1. Are you a full-time artist that relies on your show income for everything in your life, as if you worked a job (sans of course medical coverage and retirement!)? Or is this a hobby, or part-time involvement? HUGE difference.
2. Are you local? Or did you drive in from much farther away? This affects costs/profit, if you are sleeping in your own bed and eating at home versus incurring hotel/motel/B&B costs and restaurant or grocery costs.
As an example, if you do a show and you make $1500 in Chicago - does it not matter vastly whether you are local? Whether you drove in from Texas or Florida or Virginia? Whether you do it as a hobby? Or full-time on which you rely on that income to pay for and achieve everything in your lives?
If only 20 people out of say 150 artists turn that in, I doubt there is a statistician in America that would say that means anything at all, is in any way descriptive of the results of the event.
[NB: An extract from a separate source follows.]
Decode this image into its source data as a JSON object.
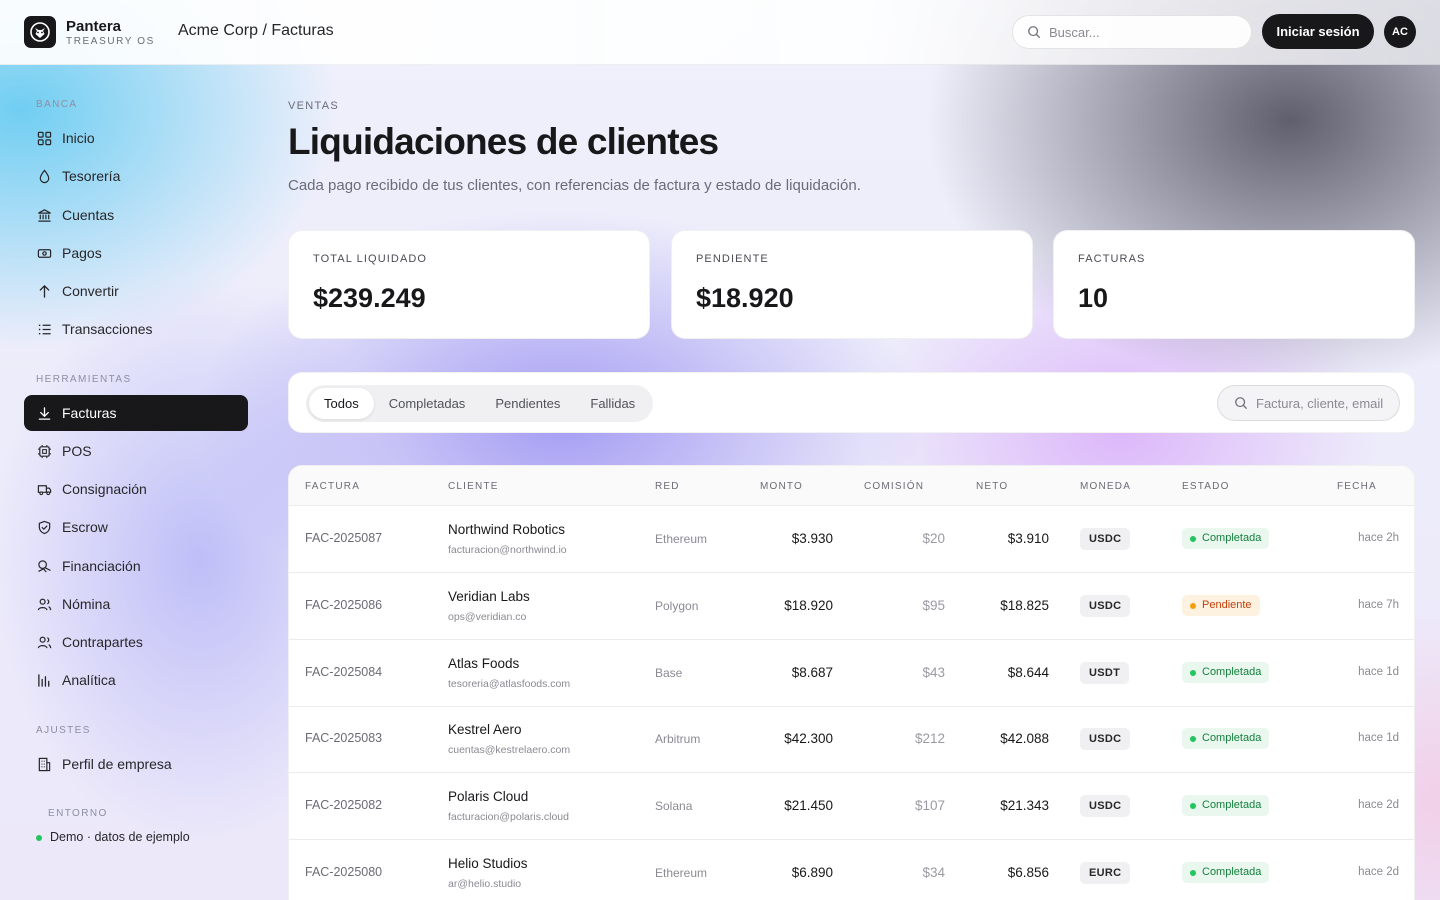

Same with all the ranking systems: AFSB, Sunshine Artists, here on Artfairinsiders .... if you try to base a 'ranking' on data collected from a small percentage of your artists (say 10-20% which most shows get even that level of input back) - it is meaningless. Please - don't take my word for that - ask anyone that works in statistics. You would have to know the distribution of the data (which from my experience is not a normal distribution so a normal "average" is wrong) and have confidence that the data was randomly sampled (which it usually is not). Let me ask you this: if you did great and wanted to get back in, WHY would you tell the artist community the show was great for you? Would it not lead to more and more people applying, and your odds of getting back in lessening with each new applicant in your medium?
Even with the existence of the post-show surveys given out to artists to fill out if they want to .... in what way do those surveys make a difference in who is in the show next year, again, solely as a measure of the public's voice? Without close to 100% reporting, you don't know how other artists did or how the show overall performed, do you? Shows never use this general information to invite back artists that connected with their patrons, do they? I think that is a rhetorical question: they do not. If any artist wanted to get back into the show because by their own standards (again, full-time, hobbyist, part-time) they concluded it was a good or good enough show, besides honesty and ethics of the individual - what would prevent any given artists from slightly or grossly exaggerating that information? There is no penalty for doing so, is there? And possibly a reward of getting back into a show because the artists was - well - dishonest?
Bottom line, if a show wants to know how it is performing it has to ASK the very people it relies on to exist: patrons of the arts. Short of that, collect the relevant data from ALL artists. Or do the sales at the events for the artists so the show HAS all the sales data. It is done at events so it is doable.
Final point. If you ran and show and collected data from 75% of your artists at the end of the show - and I ran a show and collected general survey data from 20% of my artists - (1) whose data are you going to trust over the other? And (2) why should the national ranking systems not use YOUR data collected from 75% of your artists, but use mine? Or another show where maybe they get 12 cards or online postings? That kinda is the way this 'system' works. Illogical and insane.
Ron I agree with you about sample size and statistics, but some data is better than no data for show managers. I disagree about telling the art community that a show is a good one. I'm not paranoid about not getting invited back as I am confident I will get an invitation because of past sales, sending the show copies of my reviews. supporting their silent auctions, offering suggestions, and etc.....whatever it takes on my part to make the show better. Maybe it is important to be an "active participant in a show" rather than just another of the exhibiting artists. New leather guys have started doing Steamboat and Golden. Our work is different but we are all doing well and new life has come into the shows.